What the exercise asks:
Reproduce the records in full. Alter nothing.

***** Data provided

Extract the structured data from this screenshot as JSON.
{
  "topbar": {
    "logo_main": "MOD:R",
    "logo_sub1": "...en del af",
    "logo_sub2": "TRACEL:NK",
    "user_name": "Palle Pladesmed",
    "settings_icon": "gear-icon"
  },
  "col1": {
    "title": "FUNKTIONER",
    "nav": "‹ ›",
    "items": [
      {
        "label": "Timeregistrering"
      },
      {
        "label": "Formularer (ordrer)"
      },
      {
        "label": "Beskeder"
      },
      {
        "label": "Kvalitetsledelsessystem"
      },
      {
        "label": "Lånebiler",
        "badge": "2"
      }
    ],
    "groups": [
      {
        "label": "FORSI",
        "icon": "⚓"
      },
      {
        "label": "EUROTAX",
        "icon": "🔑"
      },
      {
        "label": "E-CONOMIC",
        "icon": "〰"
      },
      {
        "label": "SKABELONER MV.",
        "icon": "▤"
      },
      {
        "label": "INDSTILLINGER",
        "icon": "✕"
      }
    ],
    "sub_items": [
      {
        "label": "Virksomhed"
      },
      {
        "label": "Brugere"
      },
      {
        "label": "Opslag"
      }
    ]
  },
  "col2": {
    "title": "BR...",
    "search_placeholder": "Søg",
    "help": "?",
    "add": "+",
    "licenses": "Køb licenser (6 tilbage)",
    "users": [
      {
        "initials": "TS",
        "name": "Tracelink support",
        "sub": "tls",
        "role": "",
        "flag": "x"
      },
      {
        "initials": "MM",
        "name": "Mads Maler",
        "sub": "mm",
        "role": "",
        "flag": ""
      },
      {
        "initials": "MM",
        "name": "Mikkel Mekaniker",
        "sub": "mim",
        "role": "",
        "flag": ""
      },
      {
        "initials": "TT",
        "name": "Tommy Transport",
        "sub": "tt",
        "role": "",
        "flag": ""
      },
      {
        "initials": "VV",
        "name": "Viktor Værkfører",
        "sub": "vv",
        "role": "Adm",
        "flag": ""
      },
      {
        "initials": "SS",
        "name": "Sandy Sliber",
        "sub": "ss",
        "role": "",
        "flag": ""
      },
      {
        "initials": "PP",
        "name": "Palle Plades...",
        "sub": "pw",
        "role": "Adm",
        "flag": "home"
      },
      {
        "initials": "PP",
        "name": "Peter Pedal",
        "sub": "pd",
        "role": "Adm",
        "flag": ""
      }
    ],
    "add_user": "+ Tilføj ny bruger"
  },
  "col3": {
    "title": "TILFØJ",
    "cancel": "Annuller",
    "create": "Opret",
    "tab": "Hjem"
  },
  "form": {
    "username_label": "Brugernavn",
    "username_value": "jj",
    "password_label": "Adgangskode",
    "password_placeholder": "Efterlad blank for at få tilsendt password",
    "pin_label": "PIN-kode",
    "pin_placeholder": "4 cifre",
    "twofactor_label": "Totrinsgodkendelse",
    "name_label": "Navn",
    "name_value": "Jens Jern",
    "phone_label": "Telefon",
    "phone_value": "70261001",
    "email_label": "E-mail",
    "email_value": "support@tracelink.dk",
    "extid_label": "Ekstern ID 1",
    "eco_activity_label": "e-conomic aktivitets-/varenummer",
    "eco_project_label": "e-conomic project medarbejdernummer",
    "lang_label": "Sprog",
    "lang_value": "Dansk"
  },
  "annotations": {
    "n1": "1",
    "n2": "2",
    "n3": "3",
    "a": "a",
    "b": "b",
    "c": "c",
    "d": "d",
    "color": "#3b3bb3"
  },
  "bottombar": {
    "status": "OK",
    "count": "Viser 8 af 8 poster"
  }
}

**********

Answer for the task:
Extract the structured data from this screenshot as JSON.
{
  "topbar": {
    "logo_main": "MOD:R",
    "logo_sub1": "...en del af",
    "logo_sub2": "TRACEL:NK",
    "user_name": "Palle Pladesmed",
    "settings_icon": "gear-icon"
  },
  "col1": {
    "title": "FUNKTIONER",
    "nav": "‹ ›",
    "items": [
      {
        "label": "Timeregistrering"
      },
      {
        "label": "Formularer (ordrer)"
      },
      {
        "label": "Beskeder"
      },
      {
        "label": "Kvalitetsledelsessystem"
      },
      {
        "label": "Lånebiler",
        "badge": "2"
      }
    ],
    "groups": [
      {
        "label": "FORSI",
        "icon": "⚓"
      },
      {
        "label": "EUROTAX",
        "icon": "🔑"
      },
      {
        "label": "E-CONOMIC",
        "icon": "〰"
      },
      {
        "label": "SKABELONER MV.",
        "icon": "▤"
      },
      {
        "label": "INDSTILLINGER",
        "icon": "✕"
      }
    ],
    "sub_items": [
      {
        "label": "Virksomhed"
      },
      {
        "label": "Brugere"
      },
      {
        "label": "Opslag"
      }
    ]
  },
  "col2": {
    "title": "BR...",
    "search_placeholder": "Søg",
    "help": "?",
    "add": "+",
    "licenses": "Køb licenser (6 tilbage)",
    "users": [
      {
        "initials": "TS",
        "name": "Tracelink support",
        "sub": "tls",
        "role": "",
        "flag": "x"
      },
      {
        "initials": "MM",
        "name": "Mads Maler",
        "sub": "mm",
        "role": "",
        "flag": ""
      },
      {
        "initials": "MM",
        "name": "Mikkel Mekaniker",
        "sub": "mim",
        "role": "",
        "flag": ""
      },
      {
        "initials": "TT",
        "name": "Tommy Transport",
        "sub": "tt",
        "role": "",
        "flag": ""
      },
      {
        "initials": "VV",
        "name": "Viktor Værkfører",
        "sub": "vv",
        "role": "Adm",
        "flag": ""
      },
      {
        "initials": "SS",
        "name": "Sandy Sliber",
        "sub": "ss",
        "role": "",
        "flag": ""
      },
      {
        "initials": "PP",
        "name": "Palle Plades...",
        "sub": "pw",
        "role": "Adm",
        "flag": "home"
      },
      {
        "initials": "PP",
        "name": "Peter Pedal",
        "sub": "pd",
        "role": "Adm",
        "flag": ""
      }
    ],
    "add_user": "+ Tilføj ny bruger"
  },
  "col3": {
    "title": "TILFØJ",
    "cancel": "Annuller",
    "create": "Opret",
    "tab": "Hjem"
  },
  "form": {
    "username_label": "Brugernavn",
    "username_value": "jj",
    "password_label": "Adgangskode",
    "password_placeholder": "Efterlad blank for at få tilsendt password",
    "pin_label": "PIN-kode",
    "pin_placeholder": "4 cifre",
    "twofactor_label": "Totrinsgodkendelse",
    "name_label": "Navn",
    "name_value": "Jens Jern",
    "phone_label": "Telefon",
    "phone_value": "70261001",
    "email_label": "E-mail",
    "email_value": "support@tracelink.dk",
    "extid_label": "Ekstern ID 1",
    "eco_activity_label": "e-conomic aktivitets-/varenummer",
    "eco_project_label": "e-conomic project medarbejdernummer",
    "lang_label": "Sprog",
    "lang_value": "Dansk"
  },
  "annotations": {
    "n1": "1",
    "n2": "2",
    "n3": "3",
    "a": "a",
    "b": "b",
    "c": "c",
    "d": "d",
    "color": "#3b3bb3"
  },
  "bottombar": {
    "status": "OK",
    "count": "Viser 8 af 8 poster"
  }
}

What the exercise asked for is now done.